Stored data
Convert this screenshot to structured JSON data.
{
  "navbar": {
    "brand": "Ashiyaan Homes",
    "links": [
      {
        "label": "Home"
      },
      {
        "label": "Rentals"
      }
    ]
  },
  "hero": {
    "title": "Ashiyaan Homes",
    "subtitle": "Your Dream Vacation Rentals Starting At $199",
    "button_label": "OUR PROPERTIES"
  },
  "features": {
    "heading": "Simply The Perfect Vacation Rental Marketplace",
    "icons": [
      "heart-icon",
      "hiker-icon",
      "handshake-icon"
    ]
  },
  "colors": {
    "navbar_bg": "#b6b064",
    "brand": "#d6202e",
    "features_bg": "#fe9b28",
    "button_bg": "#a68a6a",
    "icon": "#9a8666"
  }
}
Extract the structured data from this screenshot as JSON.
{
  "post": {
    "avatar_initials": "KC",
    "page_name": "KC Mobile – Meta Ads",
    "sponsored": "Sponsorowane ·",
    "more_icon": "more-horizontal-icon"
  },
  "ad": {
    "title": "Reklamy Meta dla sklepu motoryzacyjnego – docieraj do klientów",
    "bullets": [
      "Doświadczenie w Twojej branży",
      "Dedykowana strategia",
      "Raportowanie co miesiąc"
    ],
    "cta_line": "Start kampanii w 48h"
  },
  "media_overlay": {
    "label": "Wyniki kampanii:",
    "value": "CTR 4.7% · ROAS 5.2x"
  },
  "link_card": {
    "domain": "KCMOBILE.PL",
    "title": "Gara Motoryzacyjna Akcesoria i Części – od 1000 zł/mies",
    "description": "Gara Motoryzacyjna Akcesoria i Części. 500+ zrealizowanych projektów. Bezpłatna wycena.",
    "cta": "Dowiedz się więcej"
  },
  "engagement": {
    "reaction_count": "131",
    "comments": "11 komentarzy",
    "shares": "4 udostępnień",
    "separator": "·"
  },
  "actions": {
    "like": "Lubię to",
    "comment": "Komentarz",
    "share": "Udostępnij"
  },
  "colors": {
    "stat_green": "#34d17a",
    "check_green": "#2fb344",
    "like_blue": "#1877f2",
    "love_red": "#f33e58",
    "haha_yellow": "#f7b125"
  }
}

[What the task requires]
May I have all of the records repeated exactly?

[Answer to this task]
Convert this screenshot to structured JSON data.
{
  "navbar": {
    "brand": "Ashiyaan Homes",
    "links": [
      {
        "label": "Home"
      },
      {
        "label": "Rentals"
      }
    ]
  },
  "hero": {
    "title": "Ashiyaan Homes",
    "subtitle": "Your Dream Vacation Rentals Starting At $199",
    "button_label": "OUR PROPERTIES"
  },
  "features": {
    "heading": "Simply The Perfect Vacation Rental Marketplace",
    "icons": [
      "heart-icon",
      "hiker-icon",
      "handshake-icon"
    ]
  },
  "colors": {
    "navbar_bg": "#b6b064",
    "brand": "#d6202e",
    "features_bg": "#fe9b28",
    "button_bg": "#a68a6a",
    "icon": "#9a8666"
  }
}
Extract the structured data from this screenshot as JSON.
{
  "post": {
    "avatar_initials": "KC",
    "page_name": "KC Mobile – Meta Ads",
    "sponsored": "Sponsorowane ·",
    "more_icon": "more-horizontal-icon"
  },
  "ad": {
    "title": "Reklamy Meta dla sklepu motoryzacyjnego – docieraj do klientów",
    "bullets": [
      "Doświadczenie w Twojej branży",
      "Dedykowana strategia",
      "Raportowanie co miesiąc"
    ],
    "cta_line": "Start kampanii w 48h"
  },
  "media_overlay": {
    "label": "Wyniki kampanii:",
    "value": "CTR 4.7% · ROAS 5.2x"
  },
  "link_card": {
    "domain": "KCMOBILE.PL",
    "title": "Gara Motoryzacyjna Akcesoria i Części – od 1000 zł/mies",
    "description": "Gara Motoryzacyjna Akcesoria i Części. 500+ zrealizowanych projektów. Bezpłatna wycena.",
    "cta": "Dowiedz się więcej"
  },
  "engagement": {
    "reaction_count": "131",
    "comments": "11 komentarzy",
    "shares": "4 udostępnień",
    "separator": "·"
  },
  "actions": {
    "like": "Lubię to",
    "comment": "Komentarz",
    "share": "Udostępnij"
  },
  "colors": {
    "stat_green": "#34d17a",
    "check_green": "#2fb344",
    "like_blue": "#1877f2",
    "love_red": "#f33e58",
    "haha_yellow": "#f7b125"
  }
}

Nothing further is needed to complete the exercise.